There is still the matter of where Jason Kipnis will fit into the defensive equation. If Brantley's comeback lingers beyond Opening Day, then Francona will have a little more freedom to play Kipnis in left field or at second base. The Indians prefer Jose Ramirez at second, but he could slide back to third if Kipnis returned to the infield. Yandy Diaz also presents an option for the corner infield or corner outfield spots.
Francona still has plenty of time to sort through all those scenarios, some of which may yet be solved by more winter maneuvering by the Tribe's front office. For now, Cleveland has filled a major hole on the infield by agreeing to a contract with Alonso.
Fantasy spin | Fred Zinkie (@FredZinkieMLB)

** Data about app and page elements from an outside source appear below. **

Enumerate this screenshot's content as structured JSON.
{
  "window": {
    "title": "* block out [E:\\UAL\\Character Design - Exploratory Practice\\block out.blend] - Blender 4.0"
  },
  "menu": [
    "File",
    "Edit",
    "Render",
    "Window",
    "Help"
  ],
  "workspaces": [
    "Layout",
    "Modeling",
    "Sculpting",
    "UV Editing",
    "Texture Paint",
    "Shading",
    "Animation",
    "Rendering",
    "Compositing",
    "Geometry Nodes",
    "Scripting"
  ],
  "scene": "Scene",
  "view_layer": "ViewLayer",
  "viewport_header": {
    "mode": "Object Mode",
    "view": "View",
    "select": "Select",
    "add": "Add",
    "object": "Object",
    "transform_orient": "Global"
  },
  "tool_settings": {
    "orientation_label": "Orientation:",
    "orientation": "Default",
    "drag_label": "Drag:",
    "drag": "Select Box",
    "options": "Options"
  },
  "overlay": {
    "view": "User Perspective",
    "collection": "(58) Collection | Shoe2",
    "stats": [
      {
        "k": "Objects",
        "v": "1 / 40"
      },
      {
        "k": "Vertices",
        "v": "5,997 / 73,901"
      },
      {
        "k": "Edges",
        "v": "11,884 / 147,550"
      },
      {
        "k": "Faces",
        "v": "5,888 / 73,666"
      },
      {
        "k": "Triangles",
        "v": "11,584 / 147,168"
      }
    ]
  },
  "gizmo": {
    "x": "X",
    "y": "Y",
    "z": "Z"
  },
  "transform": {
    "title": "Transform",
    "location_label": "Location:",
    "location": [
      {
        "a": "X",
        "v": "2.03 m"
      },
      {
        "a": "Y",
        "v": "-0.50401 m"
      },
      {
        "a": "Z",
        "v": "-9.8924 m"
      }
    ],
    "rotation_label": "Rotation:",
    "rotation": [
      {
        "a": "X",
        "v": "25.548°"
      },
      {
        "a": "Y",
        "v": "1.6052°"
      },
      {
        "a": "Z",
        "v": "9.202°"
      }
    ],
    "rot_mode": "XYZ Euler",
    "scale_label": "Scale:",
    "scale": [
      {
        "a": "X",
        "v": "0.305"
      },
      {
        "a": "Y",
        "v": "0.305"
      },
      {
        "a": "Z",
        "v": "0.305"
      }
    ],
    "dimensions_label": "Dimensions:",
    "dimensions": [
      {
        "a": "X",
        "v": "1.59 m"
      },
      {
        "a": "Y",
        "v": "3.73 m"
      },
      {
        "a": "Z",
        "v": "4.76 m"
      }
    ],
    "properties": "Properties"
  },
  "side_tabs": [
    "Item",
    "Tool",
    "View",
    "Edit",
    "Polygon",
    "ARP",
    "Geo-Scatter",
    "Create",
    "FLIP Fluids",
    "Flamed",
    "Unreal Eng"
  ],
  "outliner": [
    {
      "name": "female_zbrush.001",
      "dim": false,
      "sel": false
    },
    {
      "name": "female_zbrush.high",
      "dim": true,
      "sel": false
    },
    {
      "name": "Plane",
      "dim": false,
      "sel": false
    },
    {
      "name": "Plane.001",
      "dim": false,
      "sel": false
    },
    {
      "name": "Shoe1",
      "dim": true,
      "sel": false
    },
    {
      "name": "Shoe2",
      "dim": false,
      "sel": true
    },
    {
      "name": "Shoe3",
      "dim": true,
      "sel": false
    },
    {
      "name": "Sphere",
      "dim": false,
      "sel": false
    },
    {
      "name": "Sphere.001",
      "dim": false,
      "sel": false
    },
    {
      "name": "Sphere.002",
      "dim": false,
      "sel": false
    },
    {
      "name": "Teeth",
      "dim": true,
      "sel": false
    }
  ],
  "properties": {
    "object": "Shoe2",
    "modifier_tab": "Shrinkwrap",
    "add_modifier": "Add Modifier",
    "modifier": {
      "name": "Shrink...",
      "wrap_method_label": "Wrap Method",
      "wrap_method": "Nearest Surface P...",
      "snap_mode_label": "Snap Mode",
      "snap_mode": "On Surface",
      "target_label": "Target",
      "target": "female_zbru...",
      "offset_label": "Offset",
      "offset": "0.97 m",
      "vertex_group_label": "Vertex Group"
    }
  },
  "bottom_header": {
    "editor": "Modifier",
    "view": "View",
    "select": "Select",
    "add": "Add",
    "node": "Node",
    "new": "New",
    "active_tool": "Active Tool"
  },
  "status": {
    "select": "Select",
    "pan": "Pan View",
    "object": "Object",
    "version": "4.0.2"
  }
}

After producing just 39 home runs with a .721 OPS from 2010-16, Alonso found notable success with an altered approach last year. Posting career-high fly-ball (43.2 percent) and hard-hit (36 percent) rates, the first baseman finished with 28 home runs and an .866 OPS over 521 plate appearances. Although his exposure to lefties may be limited given his lifetime .652 OPS in those matchups, the slugger will warrant late-round attention in 15-team leagues on the hope that he can deliver at least 20 homers and 70 RBIs as part of an Indians lineup that ranked sixth in baseball with 818 runs scored in '17.
Jordan Bastian has covered the Indians for MLB.com since 2011, and previously covered the Blue Jays from 2006-10. Read his blog, Major League Bastian, follow him on Twitter @MLBastian and Facebook.